_Activity:_ Copy each line of the entries that contains the word "JSON".

_Page and application data records:_
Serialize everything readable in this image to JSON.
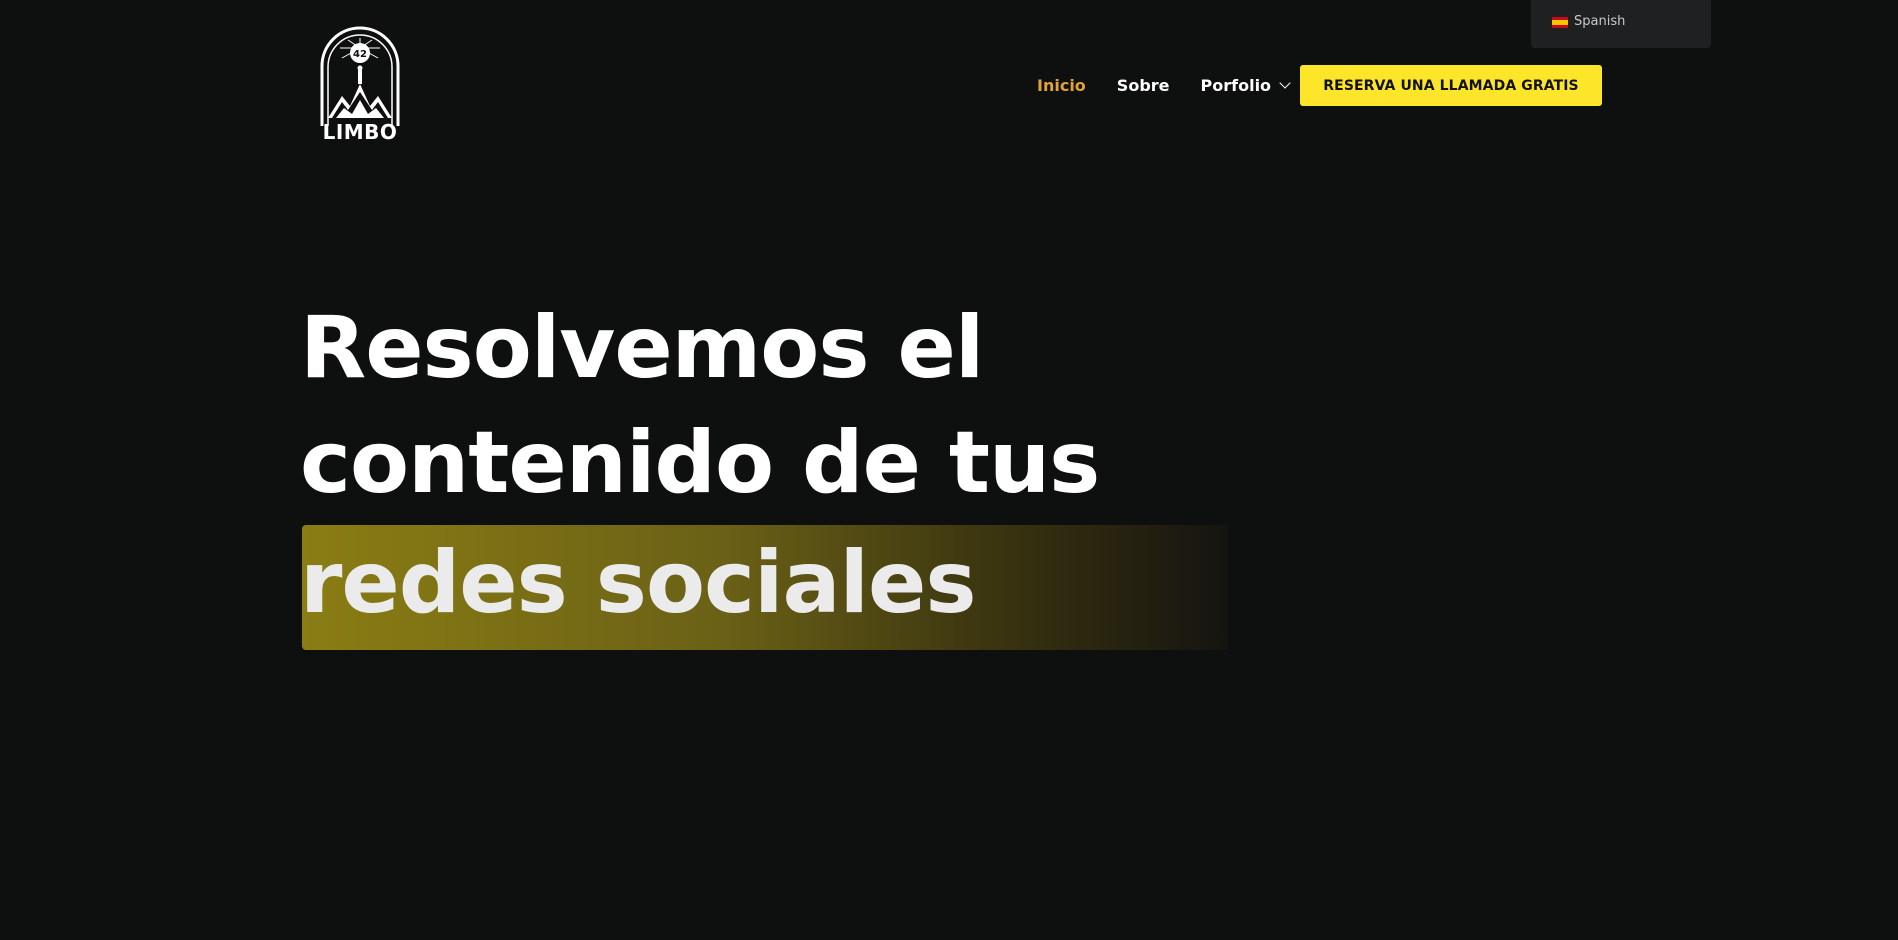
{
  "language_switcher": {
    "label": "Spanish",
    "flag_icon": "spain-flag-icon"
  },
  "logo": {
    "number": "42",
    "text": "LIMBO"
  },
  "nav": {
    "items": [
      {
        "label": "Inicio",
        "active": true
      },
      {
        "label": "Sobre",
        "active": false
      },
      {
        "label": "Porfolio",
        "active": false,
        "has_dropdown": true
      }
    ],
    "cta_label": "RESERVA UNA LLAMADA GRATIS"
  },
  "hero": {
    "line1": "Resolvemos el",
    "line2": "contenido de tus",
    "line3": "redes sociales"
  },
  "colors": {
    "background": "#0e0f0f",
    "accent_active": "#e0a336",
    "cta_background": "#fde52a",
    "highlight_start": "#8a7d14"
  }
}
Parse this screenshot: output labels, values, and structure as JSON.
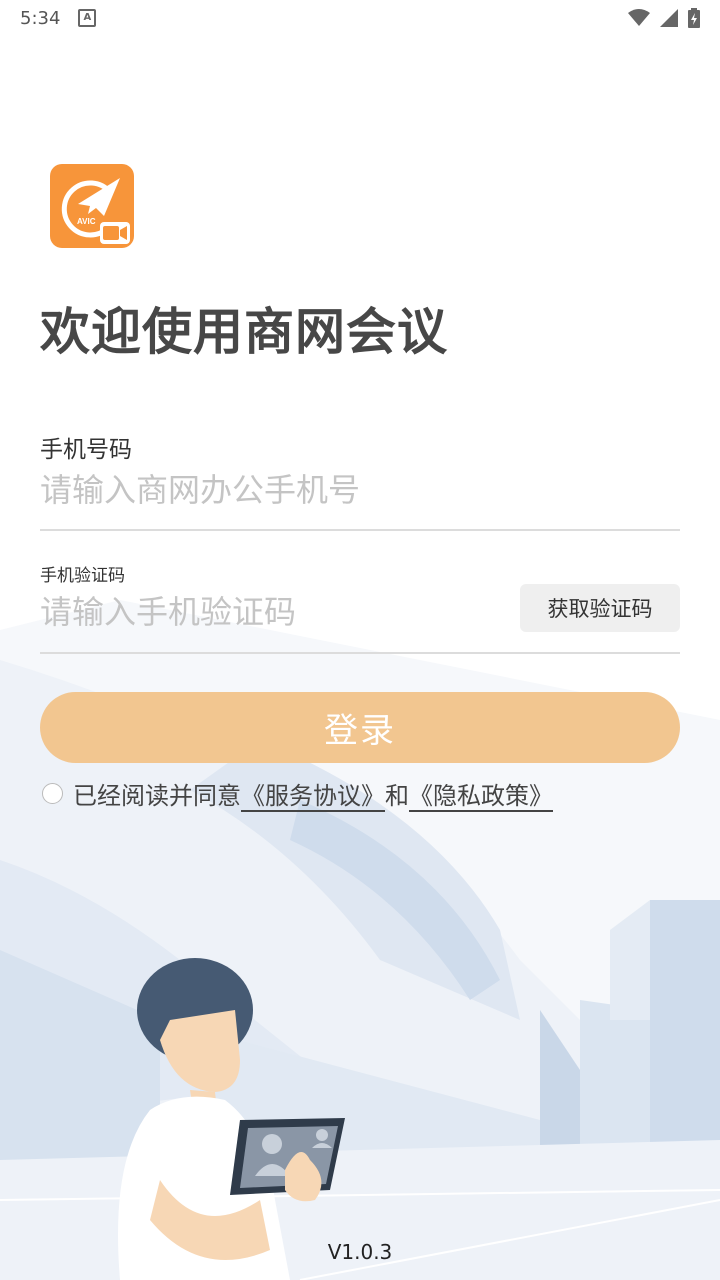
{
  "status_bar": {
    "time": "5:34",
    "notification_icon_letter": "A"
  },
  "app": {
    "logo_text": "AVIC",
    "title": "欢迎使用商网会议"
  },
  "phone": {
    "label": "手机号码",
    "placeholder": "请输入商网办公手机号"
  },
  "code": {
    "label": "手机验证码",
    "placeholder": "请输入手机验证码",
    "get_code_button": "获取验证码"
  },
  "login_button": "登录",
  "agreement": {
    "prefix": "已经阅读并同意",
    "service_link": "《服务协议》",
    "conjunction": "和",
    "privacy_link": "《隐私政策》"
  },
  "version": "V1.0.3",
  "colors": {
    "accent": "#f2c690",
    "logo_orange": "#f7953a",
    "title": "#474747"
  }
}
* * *
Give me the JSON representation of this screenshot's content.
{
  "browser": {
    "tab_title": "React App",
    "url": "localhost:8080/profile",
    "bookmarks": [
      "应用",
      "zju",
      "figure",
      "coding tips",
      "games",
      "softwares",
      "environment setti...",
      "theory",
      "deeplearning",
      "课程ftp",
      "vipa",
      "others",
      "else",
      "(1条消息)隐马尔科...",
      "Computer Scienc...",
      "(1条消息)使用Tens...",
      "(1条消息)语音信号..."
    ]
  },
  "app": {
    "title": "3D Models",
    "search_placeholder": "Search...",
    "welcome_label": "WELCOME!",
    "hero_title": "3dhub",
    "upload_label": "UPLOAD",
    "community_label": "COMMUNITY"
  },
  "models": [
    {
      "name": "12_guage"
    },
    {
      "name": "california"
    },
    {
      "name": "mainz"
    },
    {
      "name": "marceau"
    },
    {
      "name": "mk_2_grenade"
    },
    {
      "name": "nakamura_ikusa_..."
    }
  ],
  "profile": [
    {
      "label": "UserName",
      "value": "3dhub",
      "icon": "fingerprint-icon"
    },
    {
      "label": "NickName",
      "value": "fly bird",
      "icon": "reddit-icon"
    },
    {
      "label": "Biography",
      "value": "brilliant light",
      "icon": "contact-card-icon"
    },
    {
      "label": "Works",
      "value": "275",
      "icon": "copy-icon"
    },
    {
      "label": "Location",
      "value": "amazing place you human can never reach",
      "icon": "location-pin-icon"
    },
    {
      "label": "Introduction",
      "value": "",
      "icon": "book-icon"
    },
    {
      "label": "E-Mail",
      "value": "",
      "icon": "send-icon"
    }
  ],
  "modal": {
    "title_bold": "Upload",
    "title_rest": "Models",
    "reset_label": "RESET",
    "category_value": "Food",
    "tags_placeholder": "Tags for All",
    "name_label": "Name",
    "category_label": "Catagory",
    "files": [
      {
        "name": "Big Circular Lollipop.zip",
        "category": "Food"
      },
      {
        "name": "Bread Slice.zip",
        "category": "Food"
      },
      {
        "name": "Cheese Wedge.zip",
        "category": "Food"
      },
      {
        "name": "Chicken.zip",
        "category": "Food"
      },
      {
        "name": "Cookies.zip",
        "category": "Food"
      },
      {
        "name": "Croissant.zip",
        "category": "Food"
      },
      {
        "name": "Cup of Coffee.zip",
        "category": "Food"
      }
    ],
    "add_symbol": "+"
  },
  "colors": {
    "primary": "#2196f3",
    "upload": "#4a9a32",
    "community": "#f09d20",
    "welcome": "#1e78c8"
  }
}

_Solution for this exercise:_
Serialize everything readable in this image to JSON.
Parse this screenshot: output labels, values, and structure as JSON.
Give me the JSON representation of this screenshot's content.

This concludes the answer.